• [Aim of the exercise] Every line containing "WMODE" should be copied out. Go through the entries and find them.

• [Exercise input]
»»

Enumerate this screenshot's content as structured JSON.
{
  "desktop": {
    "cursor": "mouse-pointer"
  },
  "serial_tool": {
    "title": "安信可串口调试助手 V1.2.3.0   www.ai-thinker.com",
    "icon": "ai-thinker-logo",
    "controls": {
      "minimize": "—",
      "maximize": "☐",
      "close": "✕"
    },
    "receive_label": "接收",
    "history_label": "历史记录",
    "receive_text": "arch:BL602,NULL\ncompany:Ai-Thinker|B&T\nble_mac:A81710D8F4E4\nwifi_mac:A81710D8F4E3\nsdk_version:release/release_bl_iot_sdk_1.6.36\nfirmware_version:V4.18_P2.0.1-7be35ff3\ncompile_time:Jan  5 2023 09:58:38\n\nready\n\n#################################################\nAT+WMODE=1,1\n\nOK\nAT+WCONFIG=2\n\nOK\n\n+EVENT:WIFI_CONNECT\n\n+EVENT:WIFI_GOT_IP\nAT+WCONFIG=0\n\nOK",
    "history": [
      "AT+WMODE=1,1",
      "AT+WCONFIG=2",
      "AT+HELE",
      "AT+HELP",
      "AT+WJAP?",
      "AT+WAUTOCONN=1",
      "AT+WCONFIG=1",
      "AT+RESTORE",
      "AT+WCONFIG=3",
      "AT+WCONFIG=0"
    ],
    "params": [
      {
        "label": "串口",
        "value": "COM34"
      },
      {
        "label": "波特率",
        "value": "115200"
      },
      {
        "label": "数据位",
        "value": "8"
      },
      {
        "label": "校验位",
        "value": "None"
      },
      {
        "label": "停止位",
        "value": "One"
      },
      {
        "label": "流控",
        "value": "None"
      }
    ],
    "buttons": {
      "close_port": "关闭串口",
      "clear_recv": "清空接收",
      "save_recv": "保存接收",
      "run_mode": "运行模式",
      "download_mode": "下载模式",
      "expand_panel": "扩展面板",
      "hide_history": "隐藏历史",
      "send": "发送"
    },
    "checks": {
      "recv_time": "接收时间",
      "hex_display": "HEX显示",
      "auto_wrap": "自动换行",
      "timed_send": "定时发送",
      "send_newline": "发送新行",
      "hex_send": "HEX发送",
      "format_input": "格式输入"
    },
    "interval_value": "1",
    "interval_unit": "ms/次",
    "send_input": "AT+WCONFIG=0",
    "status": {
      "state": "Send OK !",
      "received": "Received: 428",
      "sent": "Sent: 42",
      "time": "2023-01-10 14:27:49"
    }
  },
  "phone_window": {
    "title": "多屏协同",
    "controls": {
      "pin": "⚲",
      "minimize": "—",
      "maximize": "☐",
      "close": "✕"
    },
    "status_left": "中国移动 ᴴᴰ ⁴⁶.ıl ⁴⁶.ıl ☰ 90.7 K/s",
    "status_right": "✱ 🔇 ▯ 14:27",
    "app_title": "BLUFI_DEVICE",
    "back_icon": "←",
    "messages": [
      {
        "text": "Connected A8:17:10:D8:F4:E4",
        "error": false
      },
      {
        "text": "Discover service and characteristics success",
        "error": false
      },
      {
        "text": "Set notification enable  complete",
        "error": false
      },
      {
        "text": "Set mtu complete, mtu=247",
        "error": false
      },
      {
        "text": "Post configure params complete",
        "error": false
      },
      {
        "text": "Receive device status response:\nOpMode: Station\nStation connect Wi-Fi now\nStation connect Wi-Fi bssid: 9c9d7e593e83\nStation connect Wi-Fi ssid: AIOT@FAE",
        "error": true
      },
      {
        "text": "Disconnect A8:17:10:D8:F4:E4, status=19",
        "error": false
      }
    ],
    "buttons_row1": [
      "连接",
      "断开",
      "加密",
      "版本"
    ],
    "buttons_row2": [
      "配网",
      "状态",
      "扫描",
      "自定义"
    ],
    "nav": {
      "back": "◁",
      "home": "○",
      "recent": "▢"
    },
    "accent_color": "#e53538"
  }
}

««

• [Written answer]
    "receive_text": "arch:BL602,NULL\ncompany:Ai-Thinker|B&T\nble_mac:A81710D8F4E4\nwifi_mac:A81710D8F4E3\nsdk_version:release/release_bl_iot_sdk_1.6.36\nfirmware_version:V4.18_P2.0.1-7be35ff3\ncompile_time:Jan  5 2023 09:58:38\n\nready\n\n#################################################\nAT+WMODE=1,1\n\nOK\nAT+WCONFIG=2\n\nOK\n\n+EVENT:WIFI_CONNECT\n\n+EVENT:WIFI_GOT_IP\nAT+WCONFIG=0\n\nOK",
      "AT+WMODE=1,1",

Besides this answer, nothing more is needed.